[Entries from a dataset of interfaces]
:::

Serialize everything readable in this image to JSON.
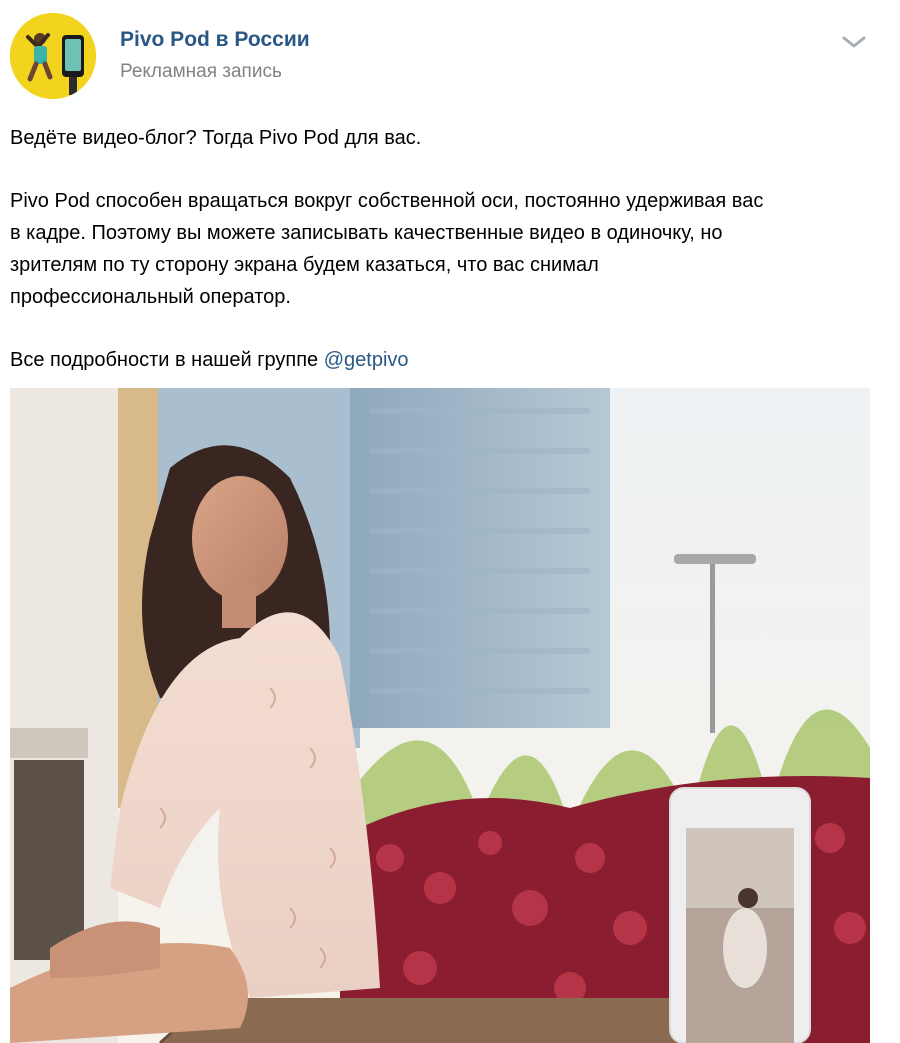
{
  "post": {
    "author": "Pivo Pod в России",
    "subtitle": "Рекламная запись",
    "menu_icon": "chevron-down-icon",
    "paragraph1": "Ведёте видео-блог? Тогда Pivo Pod для вас.",
    "paragraph2_lines": [
      "Pivo Pod способен вращаться вокруг собственной оси, постоянно удерживая вас",
      "в кадре. Поэтому вы можете записывать качественные видео в одиночку, но",
      "зрителям по ту сторону экрана будем казаться, что вас снимал",
      "профессиональный оператор."
    ],
    "paragraph3": "Все подробности в нашей группе ",
    "mention": "@getpivo"
  },
  "colors": {
    "link": "#2a5885",
    "secondary_text": "#828282",
    "avatar_bg": "#f1d21e"
  }
}
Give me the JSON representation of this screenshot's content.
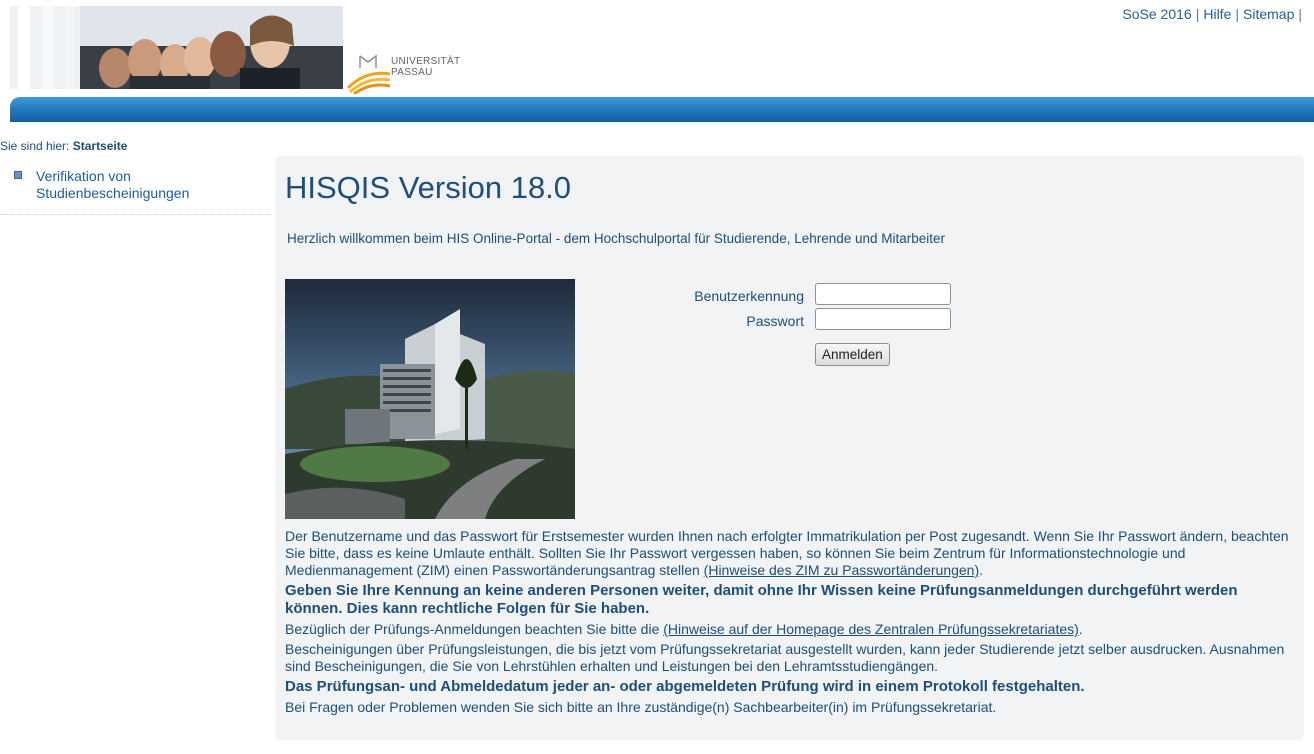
{
  "header": {
    "logo_line1": "UNIVERSITÄT",
    "logo_line2": "PASSAU",
    "nav": {
      "semester": "SoSe 2016",
      "help": "Hilfe",
      "sitemap": "Sitemap",
      "separator": "|"
    }
  },
  "breadcrumb": {
    "prefix": "Sie sind hier:",
    "current": "Startseite"
  },
  "sidebar": {
    "items": [
      {
        "label_line1": "Verifikation von",
        "label_line2": "Studienbescheinigungen"
      }
    ]
  },
  "main": {
    "title": "HISQIS Version 18.0",
    "welcome": "Herzlich willkommen beim HIS Online-Portal - dem Hochschulportal für Studierende, Lehrende und Mitarbeiter",
    "login": {
      "username_label": "Benutzerkennung",
      "password_label": "Passwort",
      "username_value": "",
      "password_value": "",
      "submit_label": "Anmelden"
    },
    "paragraphs": {
      "p1_text": "Der Benutzername und das Passwort für Erstsemester wurden Ihnen nach erfolgter Immatrikulation per Post zugesandt. Wenn Sie Ihr Passwort ändern, beachten Sie bitte, dass es keine Umlaute enthält. Sollten Sie Ihr Passwort vergessen haben, so können Sie beim Zentrum für Informationstechnologie und Medienmanagement (ZIM) einen Passwortänderungsantrag stellen ",
      "p1_link": "(Hinweise des ZIM zu Passwortänderungen)",
      "p1_end": ".",
      "p2_bold": "Geben Sie Ihre Kennung an keine anderen Personen weiter, damit ohne Ihr Wissen keine Prüfungsanmeldungen durchgeführt werden können. Dies kann rechtliche Folgen für Sie haben.",
      "p3_text": "Bezüglich der Prüfungs-Anmeldungen beachten Sie bitte die ",
      "p3_link": "(Hinweise auf der Homepage des Zentralen Prüfungssekretariates)",
      "p3_end": ".",
      "p4_text": "Bescheinigungen über Prüfungsleistungen, die bis jetzt vom Prüfungssekretariat ausgestellt wurden, kann jeder Studierende jetzt selber ausdrucken. Ausnahmen sind Bescheinigungen, die Sie von Lehrstühlen erhalten und Leistungen bei den Lehramtsstudiengängen.",
      "p5_bold": "Das Prüfungsan- und Abmeldedatum jeder an- oder abgemeldeten Prüfung wird in einem Protokoll festgehalten.",
      "p6_text": "Bei Fragen oder Problemen wenden Sie sich bitte an Ihre zuständige(n) Sachbearbeiter(in) im Prüfungssekretariat."
    }
  },
  "colors": {
    "text_blue": "#1f4e79",
    "bar_blue": "#1f74bb",
    "panel_bg": "#f1f3f5"
  }
}
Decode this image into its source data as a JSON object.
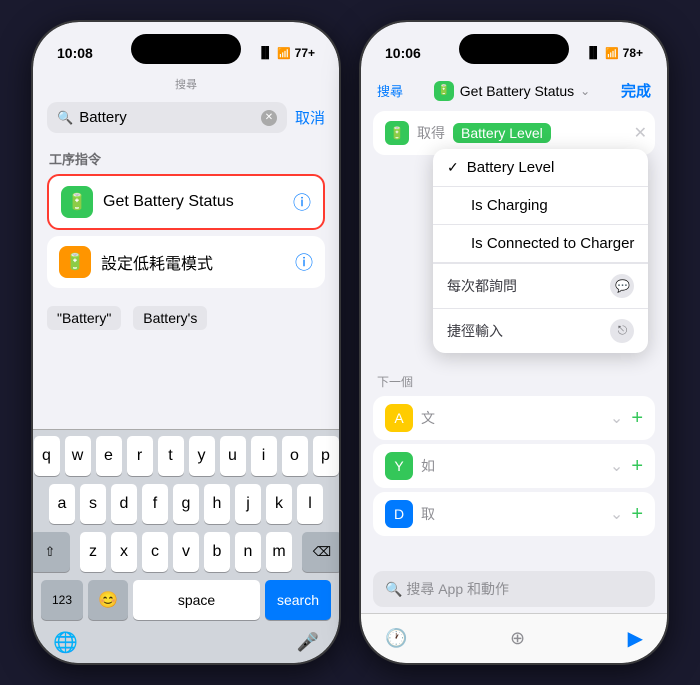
{
  "leftPhone": {
    "statusTime": "10:08",
    "batteryPct": "77+",
    "navHint": "搜尋",
    "searchPlaceholder": "Battery",
    "cancelLabel": "取消",
    "sectionHeader": "工序指令",
    "item1": {
      "name": "Get Battery Status",
      "iconEmoji": "🔋"
    },
    "item2": {
      "name": "設定低耗電模式",
      "iconEmoji": "🔋"
    },
    "suggestion1": "\"Battery\"",
    "suggestion2": "Battery's",
    "keyboard": {
      "row1": [
        "q",
        "w",
        "e",
        "r",
        "t",
        "y",
        "u",
        "i",
        "o",
        "p"
      ],
      "row2": [
        "a",
        "s",
        "d",
        "f",
        "g",
        "h",
        "j",
        "k",
        "l"
      ],
      "row3": [
        "z",
        "x",
        "c",
        "v",
        "b",
        "n",
        "m"
      ],
      "spaceLabel": "space",
      "searchLabel": "search"
    }
  },
  "rightPhone": {
    "statusTime": "10:06",
    "batteryPct": "78+",
    "navHint": "搜尋",
    "doneLabel": "完成",
    "actionLabel": "取得",
    "actionValue": "Battery Level",
    "dropdownItems": [
      {
        "label": "Battery Level",
        "checked": true
      },
      {
        "label": "Is Charging",
        "checked": false
      },
      {
        "label": "Is Connected to Charger",
        "checked": false
      }
    ],
    "dropdown2Label1": "每次都詢問",
    "dropdown2Label2": "捷徑輸入",
    "nextLabel": "下一個",
    "flow1Text": "文",
    "flow2Text": "如",
    "flow3Text": "取",
    "headerTitle": "Get Battery Status",
    "bottomSearchPlaceholder": "🔍 搜尋 App 和動作"
  }
}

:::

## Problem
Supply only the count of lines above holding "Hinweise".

## Your response
2